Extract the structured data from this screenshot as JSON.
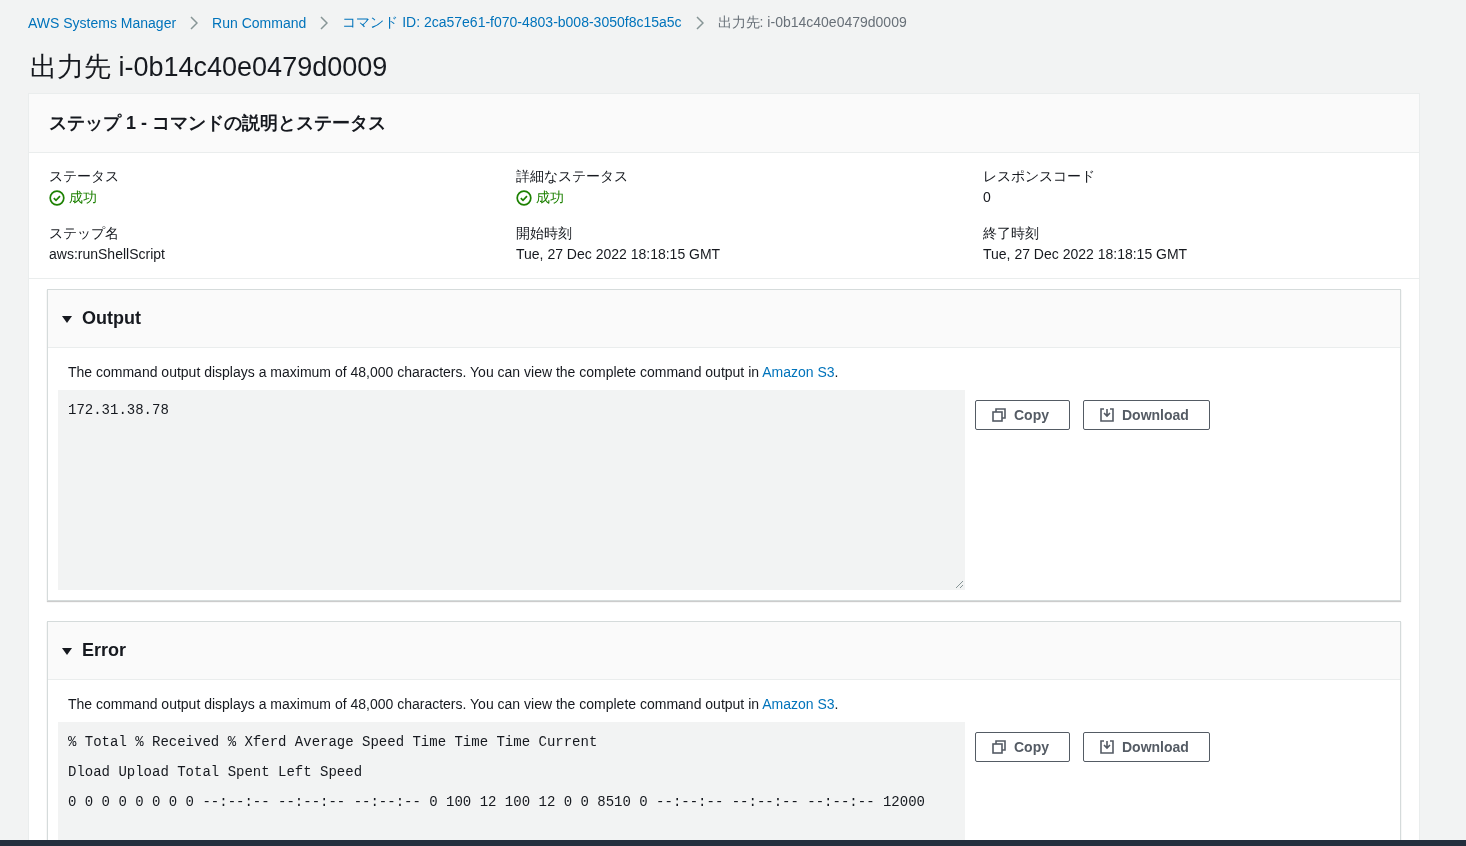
{
  "breadcrumbs": [
    {
      "label": "AWS Systems Manager",
      "link": true
    },
    {
      "label": "Run Command",
      "link": true
    },
    {
      "label": "コマンド ID: 2ca57e61-f070-4803-b008-3050f8c15a5c",
      "link": true
    },
    {
      "label": "出力先: i-0b14c40e0479d0009",
      "link": false
    }
  ],
  "page_title": "出力先 i-0b14c40e0479d0009",
  "step_card": {
    "title": "ステップ 1 - コマンドの説明とステータス",
    "fields": [
      {
        "label": "ステータス",
        "value": "成功",
        "kind": "status"
      },
      {
        "label": "詳細なステータス",
        "value": "成功",
        "kind": "status"
      },
      {
        "label": "レスポンスコード",
        "value": "0",
        "kind": "text"
      },
      {
        "label": "ステップ名",
        "value": "aws:runShellScript",
        "kind": "text"
      },
      {
        "label": "開始時刻",
        "value": "Tue, 27 Dec 2022 18:18:15 GMT",
        "kind": "text"
      },
      {
        "label": "終了時刻",
        "value": "Tue, 27 Dec 2022 18:18:15 GMT",
        "kind": "text"
      }
    ]
  },
  "sections": [
    {
      "title": "Output",
      "expanded": true,
      "note": "The command output displays a maximum of 48,000 characters. You can view the complete command output in",
      "link": "Amazon S3",
      "note_end": ".",
      "lines": [
        "172.31.38.78"
      ],
      "buttons": [
        "Copy",
        "Download"
      ]
    },
    {
      "title": "Error",
      "expanded": true,
      "note": "The command output displays a maximum of 48,000 characters. You can view the complete command output in",
      "link": "Amazon S3",
      "note_end": ".",
      "lines": [
        "% Total % Received % Xferd Average Speed Time Time Time Current",
        "Dload Upload Total Spent Left Speed",
        "0 0 0 0 0 0 0 0 --:--:-- --:--:-- --:--:-- 0 100 12 100 12 0 0 8510 0 --:--:-- --:--:-- --:--:-- 12000"
      ],
      "buttons": [
        "Copy",
        "Download"
      ]
    }
  ]
}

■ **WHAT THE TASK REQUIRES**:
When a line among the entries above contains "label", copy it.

■ **REPLY TO THE EXERCISE**:
      "label": "AWS Systems Manager",
      "label": "Run Command",
      "label": "コマンド ID: 2ca57e61-f070-4803-b008-3050f8c15a5c",
      "label": "出力先: i-0b14c40e0479d0009",
        "label": "ステータス",
        "label": "詳細なステータス",
        "label": "レスポンスコード",
        "label": "ステップ名",
        "label": "開始時刻",
        "label": "終了時刻",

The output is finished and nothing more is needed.